Then the act I personally was looking most forward to: Matt and Kim. They were in the Rifftop Tent, so I rushed over so as not to miss any of their set, managing to worm my way to a good spot in the mid-to-front area. They are the happiest, most high-energy band I know, and they did not disappoint. They started right off with an energetic “Block After Block”, complete with Kim standing on top of the drum set on every drum break she had, tapping her drumsticks along with the clapping audience. She continued on with this trend for the whole set, because she is a ball of pure energy and happiness embodied. Kim threw handfuls of empty balloons into the crowd as Matt announced that they needed the audience to blow them up and then throw them all up in the air at a specific point in the next song, which the audience was more than happy to do. We all kept batting at them the rest of the show to keep the festivity going. Kim then went into the crowd to stand up on people’s hands and dance for us while Matt played a little ditty. Intermittently between songs, they played danceable little mini versions of cover songs such as Salt N Pepa’s “Push It”. Needless to say, everyone was loving Matt and Kim, and the love seemed to be returned, as Matt kept exclaiming, “Why have we never been to Victoria before!?”

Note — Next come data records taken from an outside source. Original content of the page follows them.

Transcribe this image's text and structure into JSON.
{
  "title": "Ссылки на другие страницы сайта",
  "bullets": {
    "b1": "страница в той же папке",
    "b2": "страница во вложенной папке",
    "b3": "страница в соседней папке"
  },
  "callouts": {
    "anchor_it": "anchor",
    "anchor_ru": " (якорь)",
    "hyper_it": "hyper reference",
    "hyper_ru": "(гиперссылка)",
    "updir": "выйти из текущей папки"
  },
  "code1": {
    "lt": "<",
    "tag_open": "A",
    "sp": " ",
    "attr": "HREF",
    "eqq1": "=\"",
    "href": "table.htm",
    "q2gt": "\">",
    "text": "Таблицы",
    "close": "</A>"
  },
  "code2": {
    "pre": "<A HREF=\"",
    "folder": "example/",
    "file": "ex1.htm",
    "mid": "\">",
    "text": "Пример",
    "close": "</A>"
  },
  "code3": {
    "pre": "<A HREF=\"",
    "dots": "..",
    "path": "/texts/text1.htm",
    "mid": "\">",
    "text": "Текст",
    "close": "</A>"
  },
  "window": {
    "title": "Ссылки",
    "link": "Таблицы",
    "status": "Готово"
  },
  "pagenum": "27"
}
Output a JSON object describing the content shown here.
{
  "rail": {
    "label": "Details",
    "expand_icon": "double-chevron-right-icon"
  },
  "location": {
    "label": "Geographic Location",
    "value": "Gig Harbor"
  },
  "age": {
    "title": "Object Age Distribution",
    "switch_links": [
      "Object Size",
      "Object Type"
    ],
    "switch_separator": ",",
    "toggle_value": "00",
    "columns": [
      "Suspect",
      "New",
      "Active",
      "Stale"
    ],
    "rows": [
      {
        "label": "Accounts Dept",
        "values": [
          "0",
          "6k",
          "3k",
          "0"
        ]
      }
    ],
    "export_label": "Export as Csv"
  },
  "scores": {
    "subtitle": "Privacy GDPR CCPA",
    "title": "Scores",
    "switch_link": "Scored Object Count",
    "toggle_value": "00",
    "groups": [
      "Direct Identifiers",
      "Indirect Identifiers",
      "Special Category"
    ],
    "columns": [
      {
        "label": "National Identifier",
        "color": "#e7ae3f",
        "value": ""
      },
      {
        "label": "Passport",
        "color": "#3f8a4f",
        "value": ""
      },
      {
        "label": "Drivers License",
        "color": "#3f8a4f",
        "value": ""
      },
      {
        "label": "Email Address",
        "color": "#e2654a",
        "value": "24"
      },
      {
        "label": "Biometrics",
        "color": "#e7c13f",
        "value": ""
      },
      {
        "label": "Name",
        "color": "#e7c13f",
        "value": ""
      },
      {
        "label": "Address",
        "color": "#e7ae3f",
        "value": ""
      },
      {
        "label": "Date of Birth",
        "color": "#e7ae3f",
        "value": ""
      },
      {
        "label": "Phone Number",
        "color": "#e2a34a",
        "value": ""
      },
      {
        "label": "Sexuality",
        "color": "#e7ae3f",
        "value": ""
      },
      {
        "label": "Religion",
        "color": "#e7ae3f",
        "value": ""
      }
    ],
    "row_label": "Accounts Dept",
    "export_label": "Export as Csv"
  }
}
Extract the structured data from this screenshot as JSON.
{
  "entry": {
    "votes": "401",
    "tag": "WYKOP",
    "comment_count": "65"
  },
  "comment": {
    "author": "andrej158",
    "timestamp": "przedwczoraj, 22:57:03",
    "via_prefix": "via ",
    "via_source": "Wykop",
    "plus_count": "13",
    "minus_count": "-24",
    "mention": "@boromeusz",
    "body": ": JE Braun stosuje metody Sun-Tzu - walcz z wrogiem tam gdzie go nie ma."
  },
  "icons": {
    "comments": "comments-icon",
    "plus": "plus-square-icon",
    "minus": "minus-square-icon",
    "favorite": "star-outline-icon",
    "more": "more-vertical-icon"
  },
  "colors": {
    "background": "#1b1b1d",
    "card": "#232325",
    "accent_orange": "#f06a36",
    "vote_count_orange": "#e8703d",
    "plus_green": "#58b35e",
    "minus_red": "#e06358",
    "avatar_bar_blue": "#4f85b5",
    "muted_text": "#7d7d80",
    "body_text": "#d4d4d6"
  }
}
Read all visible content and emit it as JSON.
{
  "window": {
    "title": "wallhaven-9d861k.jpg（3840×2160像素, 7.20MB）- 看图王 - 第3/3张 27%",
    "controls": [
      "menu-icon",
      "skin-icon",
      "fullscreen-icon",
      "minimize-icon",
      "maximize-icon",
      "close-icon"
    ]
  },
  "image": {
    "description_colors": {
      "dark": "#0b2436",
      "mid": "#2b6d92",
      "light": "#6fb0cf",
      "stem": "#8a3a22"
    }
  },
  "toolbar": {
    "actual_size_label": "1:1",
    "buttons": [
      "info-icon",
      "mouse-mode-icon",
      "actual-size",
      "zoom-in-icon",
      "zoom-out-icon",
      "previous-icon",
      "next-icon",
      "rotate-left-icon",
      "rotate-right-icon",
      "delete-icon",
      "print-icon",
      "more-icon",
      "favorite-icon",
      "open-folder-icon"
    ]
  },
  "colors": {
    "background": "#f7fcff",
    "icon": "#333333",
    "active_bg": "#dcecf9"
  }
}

Onwards to the last act of the night, and of the festival, Edward Sharpe and the Magnetic Zeros. They were quite possibly the biggest act of the festival, taking up the entire stage with eleven members. They drew a huge crowd, so I didn’t manage to get terribly close, but that was alright with me as it would make it all that much easier to escape into the night at the end…
They started out with a few songs I didn’t recognize, but that didn’t take away from my appreciation of them. They have this lovely feel to them that is reminiscent of bands from the 1970s, a perfect fit for a festival atmosphere. It felt as though they had just all piled out of a giant Westphalia van behind the stage, rumpled from a traveling musician’s life on the road. They played “40 Day Dream” to an enthusiastic response, drawing the song out to a longer length than the commercial version. The song would drift into another territory, and when they picked up the chorus again I was surprised to learn that they were still on the same song! They did this with “Home” as well, perhaps to make us all feel like we were getting a special “festival” version.
At one point during one of their long drawn-out song versions, Edward requested that an audience member come up with and sing a verse of their own for the song. A girl in the front row did the best she could, although it was fairly repetitive, but who could blame her, being put on the spot like that. He later asked for a story from an audience member, handing the mic to a man who passionately told of how he has recently discovered that playing music was his passion and he was going to pursue it full-time going forward!
All in all, I have to say Sunday felt the most festival-ish of the four-day Rifflandia 2013. We got rained on, the place started to smell an awful lot like a barnyard, we stuck it out, and we got to see a band that wouldn’t have seemed out of place at Woodstock. Another year, another successful Rifflandia. Now it’s time to start counting down the days till the next one…